I read a thing, not long ago, and it got me to thinking, and making notes for a story I’ll probably never write. I do that a lot. Ideas, and the notes that come with them, are a dime a dozen. I get five ideas before breakfast and five more after my first cup of coffee. Ideas are cheap. Time is expensive.
Anyway, “Medusa’s Coil”, by H.P. Lovecraft and Zealia Bishop. Like “The Horror at Red Hook”, I both enjoy and detest this story. It is, without a doubt, one of the most staggeringly, ridiculously, obtusely racist stories Lovecraft ever attached his name to. The denouement alone is infamous…
It would be too hideous if they knew that the one-time heiress of Riverside—the accursed gorgon or lamia whose hateful crinkly coil of serpent-hair must even now be brooding and twining vampirically around an artist’s skeleton in a lime-packed grave beneath a charred foundation—was faintly, subtly, yet to the eyes of genius unmistakably the scion of Zimbabwe’s most primal grovellers. No wonder she owned a link with that old witch-woman Sophonisba—for, though in deceitfully slight proportion, Marceline was a negress.– Medusa’s Coil (1939)
C’mon, dude. At least try and be subtle about it.
Rereading the story, I was struck by the thought that the whole narrative might be topsy-turvy. Antoine de Russy is the epitome of the unreliable narrator, as are his son, Denis, and the painter, Frank Marsh. The picture they paint of Marceline Bedard (pun intended) is one overwhelmingly tainted by bigotry, misogyny and jealousy. And even then, her on-screen crimes amount to…falling in love with an idiot, being a bit shallow, showing interest in the wrong men, and, well, being not-white. As far as eldritch horrors go, she’s not exactly scary, is she? Other than the thing with the hair, I mean. Even that’s more ‘Lady, you come right out of a comic book‘ than, y’know, evil.
Too, Marceline is far more interesting a character than the nominal protagonists of the story. Where did she come from? How did she come to acquire the occult knowledge she possesses? Or control a group of mystics in Paris? What’s the deal with that hair? What’s her connection to R’lyeh and Cthulhu, if any? Did she ever meet Harley Warren, or Randolph Carter? What about Charles Dexter Ward or Nathaniel Wingate Peaslee?
Questions, people.

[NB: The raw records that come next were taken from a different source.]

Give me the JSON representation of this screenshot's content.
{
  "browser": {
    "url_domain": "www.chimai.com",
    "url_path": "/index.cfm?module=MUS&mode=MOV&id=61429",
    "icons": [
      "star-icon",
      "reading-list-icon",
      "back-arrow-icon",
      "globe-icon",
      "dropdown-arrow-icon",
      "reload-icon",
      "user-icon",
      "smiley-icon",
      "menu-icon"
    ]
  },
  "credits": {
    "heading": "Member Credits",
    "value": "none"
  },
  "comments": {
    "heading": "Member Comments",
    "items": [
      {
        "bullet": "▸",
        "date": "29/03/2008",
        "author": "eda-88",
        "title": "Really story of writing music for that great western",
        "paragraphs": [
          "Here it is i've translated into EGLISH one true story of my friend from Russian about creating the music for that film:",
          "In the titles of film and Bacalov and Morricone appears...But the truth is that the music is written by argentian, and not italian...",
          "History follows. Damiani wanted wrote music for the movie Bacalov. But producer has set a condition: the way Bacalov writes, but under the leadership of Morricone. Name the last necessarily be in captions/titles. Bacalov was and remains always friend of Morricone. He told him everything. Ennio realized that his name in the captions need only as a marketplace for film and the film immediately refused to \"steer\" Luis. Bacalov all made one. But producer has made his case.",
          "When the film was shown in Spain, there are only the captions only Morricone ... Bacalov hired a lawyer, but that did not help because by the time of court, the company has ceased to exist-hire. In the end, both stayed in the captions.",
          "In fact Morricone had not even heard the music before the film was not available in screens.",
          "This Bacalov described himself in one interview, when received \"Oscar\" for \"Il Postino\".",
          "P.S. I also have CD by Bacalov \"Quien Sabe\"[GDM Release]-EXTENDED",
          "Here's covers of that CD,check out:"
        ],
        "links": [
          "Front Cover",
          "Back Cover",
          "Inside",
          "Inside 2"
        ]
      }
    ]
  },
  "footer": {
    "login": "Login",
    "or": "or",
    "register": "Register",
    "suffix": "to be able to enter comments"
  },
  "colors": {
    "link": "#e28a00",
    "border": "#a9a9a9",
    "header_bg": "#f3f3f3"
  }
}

I have them.
For me, “Medusa’s Coil” is a story in need of, if not reclamation, then at least some reinterpretation. Especially the ending. Marceline Bedard is too intriguing a character to wind up on the wrong end of a machete and buried in quicklime. At least, not permanently. But physical death isn’t the end, in Lovecraft’s universe. It’s often just a gateway, to a stranger, bolder existence. Randolph Carter found that out. And King Kuranes. Probably better not to mention poor Edward Derby.
What if Marceline escaped to somewhere else? What if the gorgon-haired adventuress stalks a new and more interesting world, with new dangers?
Like I said, notes for a story I might never write.